_Instructions to follow_:
Gather all lines in the records below that include the word "Learn".

▬▬▬▬▬▬▬▬▬▬

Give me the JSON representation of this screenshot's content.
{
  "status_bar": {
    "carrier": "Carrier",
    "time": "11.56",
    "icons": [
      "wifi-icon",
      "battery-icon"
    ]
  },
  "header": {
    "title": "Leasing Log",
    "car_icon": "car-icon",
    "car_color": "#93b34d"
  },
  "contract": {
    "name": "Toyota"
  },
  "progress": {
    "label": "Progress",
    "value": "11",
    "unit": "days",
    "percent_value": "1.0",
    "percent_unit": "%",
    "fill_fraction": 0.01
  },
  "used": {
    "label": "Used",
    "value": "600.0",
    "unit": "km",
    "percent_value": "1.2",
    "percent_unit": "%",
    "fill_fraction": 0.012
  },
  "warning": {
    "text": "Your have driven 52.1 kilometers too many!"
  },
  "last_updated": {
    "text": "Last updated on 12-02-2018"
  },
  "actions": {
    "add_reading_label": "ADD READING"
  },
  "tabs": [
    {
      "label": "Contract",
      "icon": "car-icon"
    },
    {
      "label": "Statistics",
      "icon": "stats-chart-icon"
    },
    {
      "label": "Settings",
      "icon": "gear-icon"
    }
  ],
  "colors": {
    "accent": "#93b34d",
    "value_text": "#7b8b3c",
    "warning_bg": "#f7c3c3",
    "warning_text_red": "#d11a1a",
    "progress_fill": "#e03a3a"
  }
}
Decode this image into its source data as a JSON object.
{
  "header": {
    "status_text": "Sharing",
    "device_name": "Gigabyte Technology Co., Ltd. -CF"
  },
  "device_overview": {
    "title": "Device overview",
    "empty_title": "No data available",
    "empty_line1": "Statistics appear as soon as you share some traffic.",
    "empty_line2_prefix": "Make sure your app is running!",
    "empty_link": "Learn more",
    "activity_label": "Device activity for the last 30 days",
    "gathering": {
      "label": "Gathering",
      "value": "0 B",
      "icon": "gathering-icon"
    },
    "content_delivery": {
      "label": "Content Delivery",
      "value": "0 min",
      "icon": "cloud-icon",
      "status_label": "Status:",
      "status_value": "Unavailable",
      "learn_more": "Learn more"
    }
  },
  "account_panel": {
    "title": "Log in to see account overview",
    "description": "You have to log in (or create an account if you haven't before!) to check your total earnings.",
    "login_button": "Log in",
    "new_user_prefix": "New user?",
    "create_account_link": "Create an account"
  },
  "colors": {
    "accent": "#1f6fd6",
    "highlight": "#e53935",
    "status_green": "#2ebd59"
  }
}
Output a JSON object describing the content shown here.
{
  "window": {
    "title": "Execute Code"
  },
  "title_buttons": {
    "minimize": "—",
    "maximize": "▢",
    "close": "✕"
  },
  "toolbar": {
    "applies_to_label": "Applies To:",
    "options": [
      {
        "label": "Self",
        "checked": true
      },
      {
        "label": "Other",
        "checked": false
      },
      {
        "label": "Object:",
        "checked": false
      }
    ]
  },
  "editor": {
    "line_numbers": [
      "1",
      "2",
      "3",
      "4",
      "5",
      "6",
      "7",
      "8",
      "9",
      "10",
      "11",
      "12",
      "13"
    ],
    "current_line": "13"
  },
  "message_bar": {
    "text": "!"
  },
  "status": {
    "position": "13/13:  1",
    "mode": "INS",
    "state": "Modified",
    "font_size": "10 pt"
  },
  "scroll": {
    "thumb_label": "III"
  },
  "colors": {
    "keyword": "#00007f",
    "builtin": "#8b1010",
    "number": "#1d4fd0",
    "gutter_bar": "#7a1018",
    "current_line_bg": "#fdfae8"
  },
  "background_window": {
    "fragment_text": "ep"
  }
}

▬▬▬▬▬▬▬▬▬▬

_Task output_:
    "empty_link": "Learn more",
      "learn_more": "Learn more"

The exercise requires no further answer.